A commodious boot, 'magic seats' in the second row, and the ability to be purchased well within budget as either a petrol or hybrid. For $10,000, a sporty petrol RS or fuel-sipping hybrid are well within reach. Nothing like having options.
The silver hybrid above has just 40,000km on the clock and is listed in Auckland at $9,750. Click here to check it out.
7. 2010 Ford Fiesta Zetec
The Ford Fiesta might be one of the most underrated drivers' cars out there. The Fiesta ST is lauded globally for its handling chops, but many of those comments also can be applied to the rest of the Fiesta range (plus that of the Focus).
This 2010 model in Southland is a Zetec, which explains the zany colour, lovely wheels, and sportier front fascia. Click here to check it out. Those wanting something closer to the big smoke could examine this 2012 model with less than 100,000km on the clock and a price of under $9,000.
Now, it's worth mentioning with these that Ford had a few issues with faulting automatic transmissions at the time. All the more reason to choose a manual, or at least to be vigilant and inquisitive about service history.
8. 2013 Kia Rio Sport
The Kia Rio used to be a four-wheeled nugget, barely worth a second look. However the third-gen model that came out in 2011 changed perspectives very quickly. Handsome styling mated to impressive handling and practicality quickly made the Rio a firm rival for cars like the above Fiesta.
This particular model, priced at $11,995, is a well-spec'd model with smart alloys, cruise control, Bluetooth and more. Two doors instead of four is less practical, but makes a handsome car even nicer to look at. Click here to check it out, or alternatively here's a 2015 4-door model based in Auckland.
9. 2010 Mini
A Mini might seem a wee bit risky as a first car. You're effectively buying a BMW after all, with BMW parts and service costs down the line if things turn sour.
However, few cars are as instantly recognisable and chic as the Mini range. This makes them eternally popular as first cars for young buyers. So if you must, doing it right will save you money down the line.
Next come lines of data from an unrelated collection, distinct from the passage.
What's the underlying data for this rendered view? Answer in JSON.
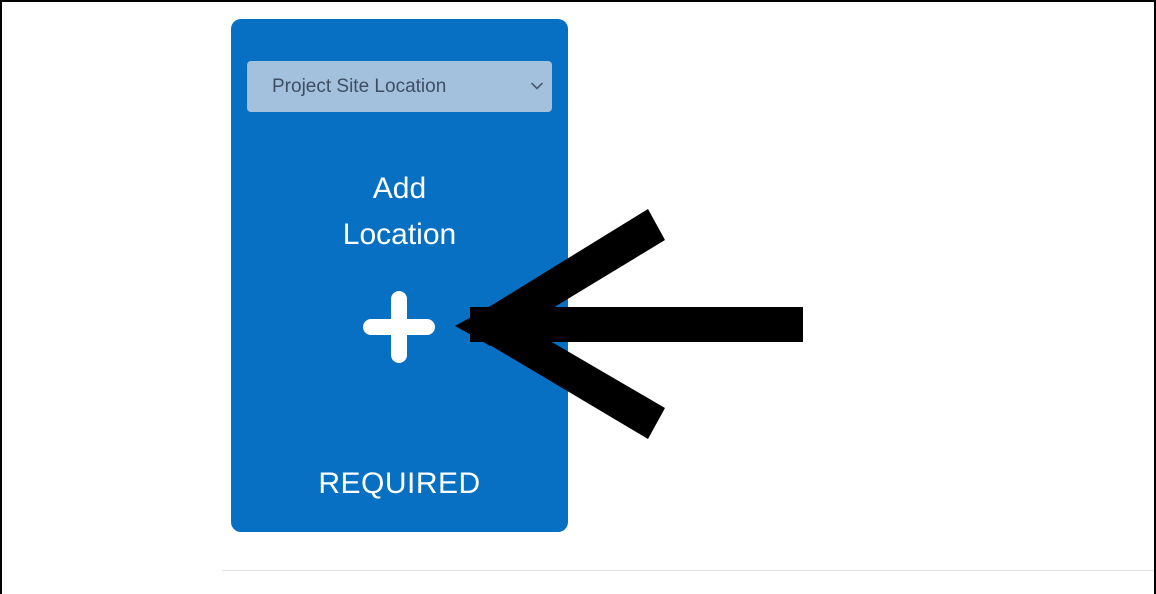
{
  "card": {
    "select": {
      "value": "Project Site Location",
      "icon": "chevron-down-icon"
    },
    "add_location": {
      "line1": "Add",
      "line2": "Location"
    },
    "add_button_icon": "plus-icon",
    "required_label": "REQUIRED"
  },
  "annotation": {
    "icon": "arrow-left-icon",
    "color": "#000000"
  },
  "colors": {
    "card_background": "#0770c2",
    "select_background": "#a3c0dc",
    "select_text": "#3f4e63",
    "foreground": "#ffffff"
  }
}
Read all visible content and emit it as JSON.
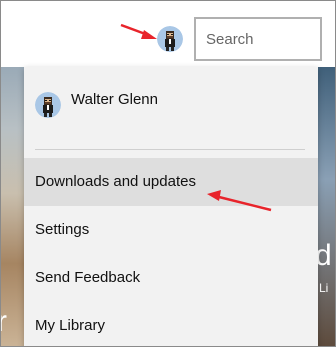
{
  "header": {
    "search": {
      "placeholder": "Search",
      "value": ""
    },
    "account_icon": "user-avatar-icon"
  },
  "account_menu": {
    "user_name": "Walter Glenn",
    "items": [
      {
        "label": "Downloads and updates",
        "highlighted": true
      },
      {
        "label": "Settings",
        "highlighted": false
      },
      {
        "label": "Send Feedback",
        "highlighted": false
      },
      {
        "label": "My Library",
        "highlighted": false
      }
    ]
  },
  "background": {
    "left_text": "r",
    "right_text": "d",
    "right_small_text": "Li"
  },
  "annotations": {
    "arrow_color": "#e8242b"
  }
}
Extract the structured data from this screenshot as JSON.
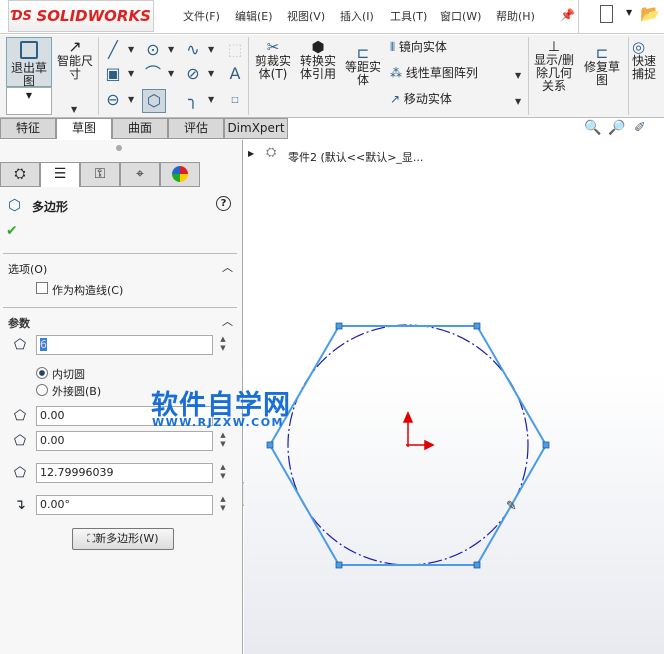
{
  "app": {
    "logo": "SOLIDWORKS"
  },
  "menu": [
    "文件(F)",
    "编辑(E)",
    "视图(V)",
    "插入(I)",
    "工具(T)",
    "窗口(W)",
    "帮助(H)"
  ],
  "ribbon": {
    "exit_sketch": "退出草图",
    "smart_dim": "智能尺寸",
    "trim": "剪裁实体(T)",
    "convert": "转换实体引用",
    "offset": "等距实体",
    "mirror": "镜向实体",
    "linear_pattern": "线性草图阵列",
    "move": "移动实体",
    "show_relations": "显示/删除几何关系",
    "repair": "修复草图",
    "quick_snap": "快速捕捉"
  },
  "tabs": [
    "特征",
    "草图",
    "曲面",
    "评估",
    "DimXpert"
  ],
  "active_tab": "草图",
  "tree": {
    "label": "零件2  (默认<<默认>_显..."
  },
  "panel": {
    "title": "多边形",
    "options_header": "选项(O)",
    "construction_label": "作为构造线(C)",
    "construction_checked": false,
    "params_header": "参数",
    "sides": "6",
    "inscribed": "内切圆",
    "circumscribed": "外接圆(B)",
    "selected": "内切圆",
    "center_x": "0.00",
    "center_y": "0.00",
    "diameter": "12.79996039",
    "angle": "0.00°",
    "new_polygon": "新多边形(W)"
  },
  "watermark": {
    "title": "软件自学网",
    "url": "WWW.RJZXW.COM"
  },
  "colors": {
    "sketch": "#4a9be8",
    "circle": "#1a1ab0",
    "origin": "#e00000",
    "watermark": "#1a6fd6"
  }
}
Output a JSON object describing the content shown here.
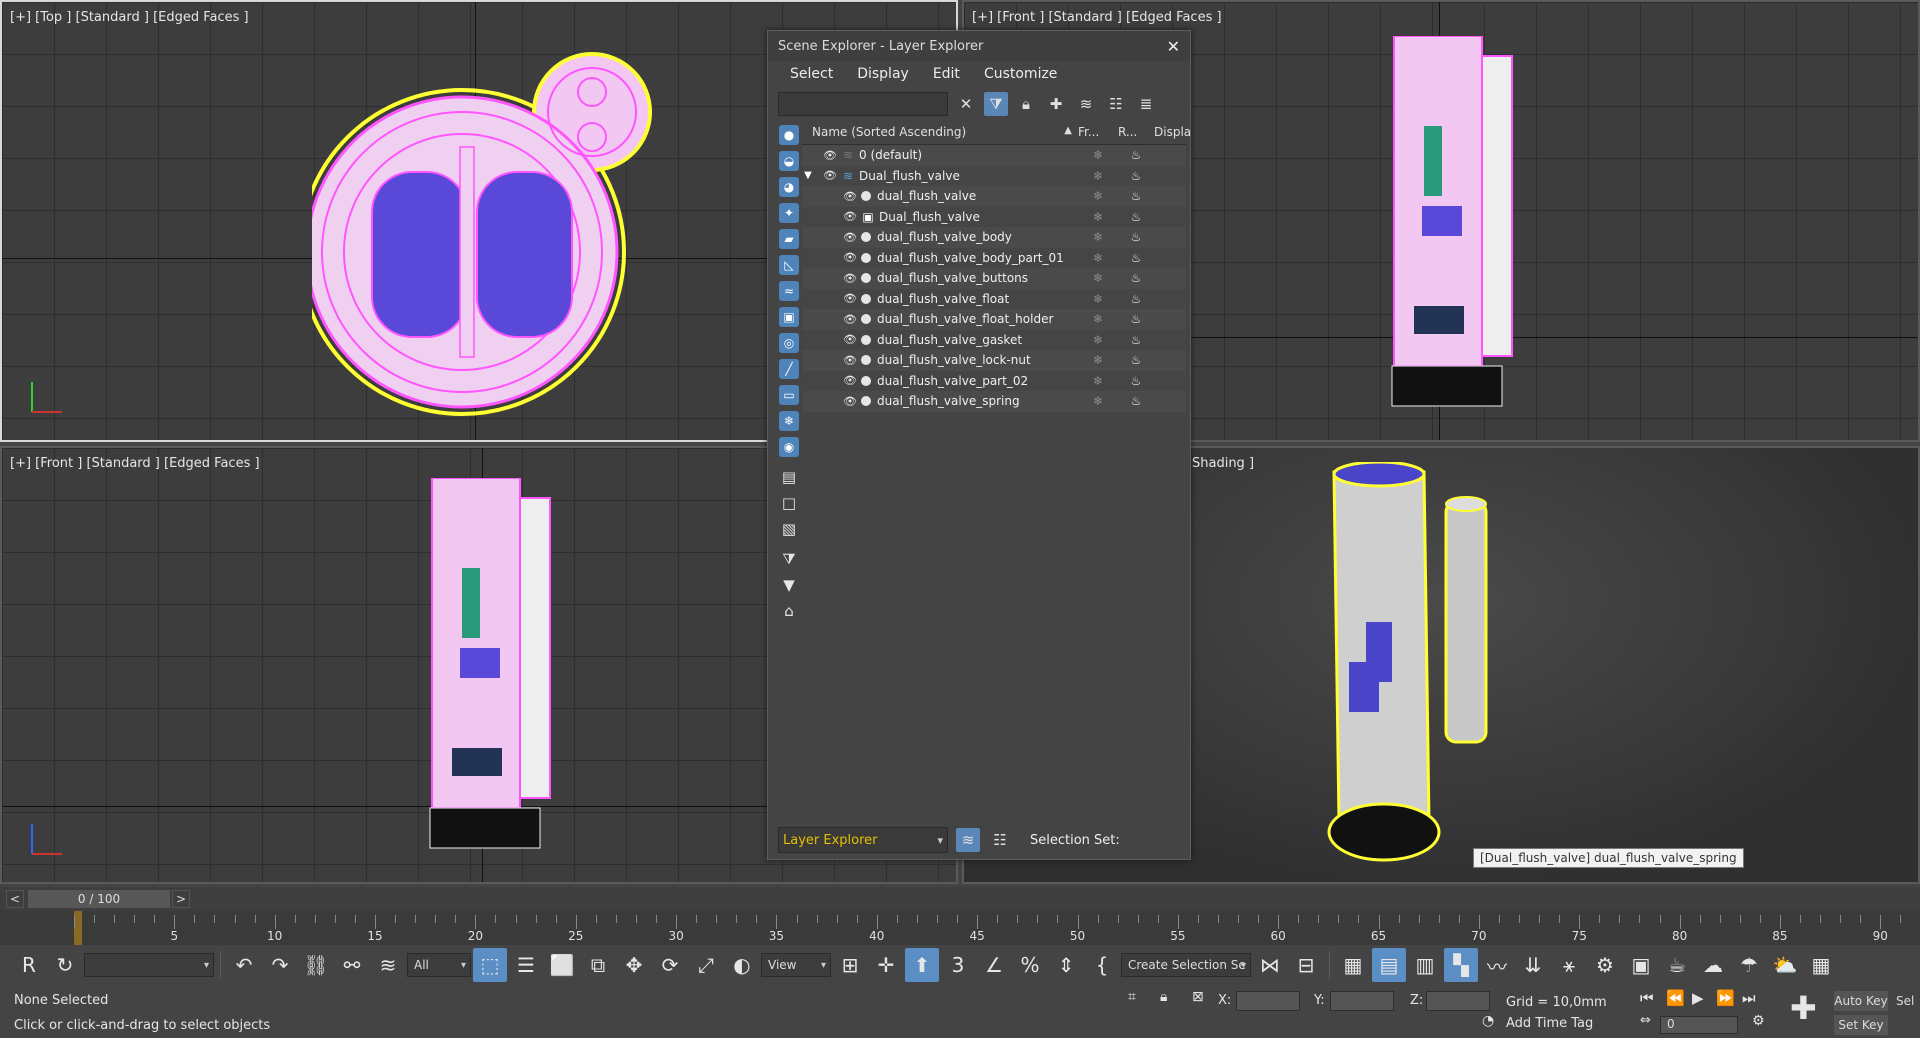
{
  "viewports": {
    "top": {
      "label": "[+] [Top ] [Standard ] [Edged Faces ]"
    },
    "front_right": {
      "label": "[+] [Front ] [Standard ] [Edged Faces ]"
    },
    "front_left": {
      "label": "[+] [Front ] [Standard ] [Edged Faces ]"
    },
    "persp": {
      "label": "Shading ]"
    }
  },
  "scene_explorer": {
    "title": "Scene Explorer - Layer Explorer",
    "menu": [
      "Select",
      "Display",
      "Edit",
      "Customize"
    ],
    "search_placeholder": "",
    "columns": {
      "name": "Name (Sorted Ascending)",
      "sort_indicator": "▲",
      "frozen": "Fr...",
      "render": "R...",
      "display": "Displa"
    },
    "rows": [
      {
        "name": "0 (default)",
        "level": 0,
        "type": "layer"
      },
      {
        "name": "Dual_flush_valve",
        "level": 0,
        "type": "layer-expanded"
      },
      {
        "name": "dual_flush_valve",
        "level": 1,
        "type": "object"
      },
      {
        "name": "Dual_flush_valve",
        "level": 1,
        "type": "group"
      },
      {
        "name": "dual_flush_valve_body",
        "level": 1,
        "type": "object"
      },
      {
        "name": "dual_flush_valve_body_part_01",
        "level": 1,
        "type": "object"
      },
      {
        "name": "dual_flush_valve_buttons",
        "level": 1,
        "type": "object"
      },
      {
        "name": "dual_flush_valve_float",
        "level": 1,
        "type": "object"
      },
      {
        "name": "dual_flush_valve_float_holder",
        "level": 1,
        "type": "object"
      },
      {
        "name": "dual_flush_valve_gasket",
        "level": 1,
        "type": "object"
      },
      {
        "name": "dual_flush_valve_lock-nut",
        "level": 1,
        "type": "object"
      },
      {
        "name": "dual_flush_valve_part_02",
        "level": 1,
        "type": "object"
      },
      {
        "name": "dual_flush_valve_spring",
        "level": 1,
        "type": "object"
      }
    ],
    "explorer_mode": "Layer Explorer",
    "selection_set_label": "Selection Set:"
  },
  "tooltip": "[Dual_flush_valve] dual_flush_valve_spring",
  "timeslider": {
    "frame": "0 / 100",
    "prev": "<",
    "next": ">"
  },
  "track": {
    "labels": [
      "5",
      "10",
      "15",
      "20",
      "25",
      "30",
      "35",
      "40",
      "45",
      "50",
      "55",
      "60",
      "65",
      "70",
      "75",
      "80",
      "85",
      "90"
    ]
  },
  "toolbar": {
    "filter": "All",
    "ref_coord": "View",
    "selection_set_placeholder": "Create Selection Se"
  },
  "status": {
    "selection": "None Selected",
    "prompt": "Click or click-and-drag to select objects",
    "x_label": "X:",
    "y_label": "Y:",
    "z_label": "Z:",
    "grid": "Grid = 10,0mm",
    "add_time_tag": "Add Time Tag",
    "auto_key": "Auto Key",
    "set_key": "Set Key",
    "frame_value": "0",
    "sel_cut": "Sel"
  },
  "colors": {
    "wire_pink": "#ff66ff",
    "face_blue": "#5a48d8",
    "selection_yellow": "#ffff33",
    "accent_blue": "#5b8ec5",
    "layer_yellow": "#e3c000"
  }
}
Buying as a new a model as you can afford is a good place to start. This silver second-generation model is a good place to begin, with a solid 72,709km on the clock. Click here to check it out. This low-kilometre Mini One (on steelies!) is also worth a gander.
Try to avoid early models with a CVT, as those transmissions are known to be fragile. The internet is your friend in regards to diving into the other potential issues to watch for.
And we finish on a classic among young drivers; the Suzuki Swift.
In particular, this is the Sport. Firmer suspension, a larger 1.6-litre engine, bucket seats, alloys, a body-kit and more make it a more satisfying steer and help combat some of those 'boring first car' blues.
First-generation Swift Sports are easily available in budget. You'll spend $6,000 for a high-kilometre example, and close to $10,000 for a mint low-kilometre example. But getting a second-gen model is a better bet. They're much safer with a stiffer construction and seven airbags, plus they've got a bit more go and are a bit bigger. This bright yellow example has 79,500km on the clock and is based in Auckland. Click here to check it out.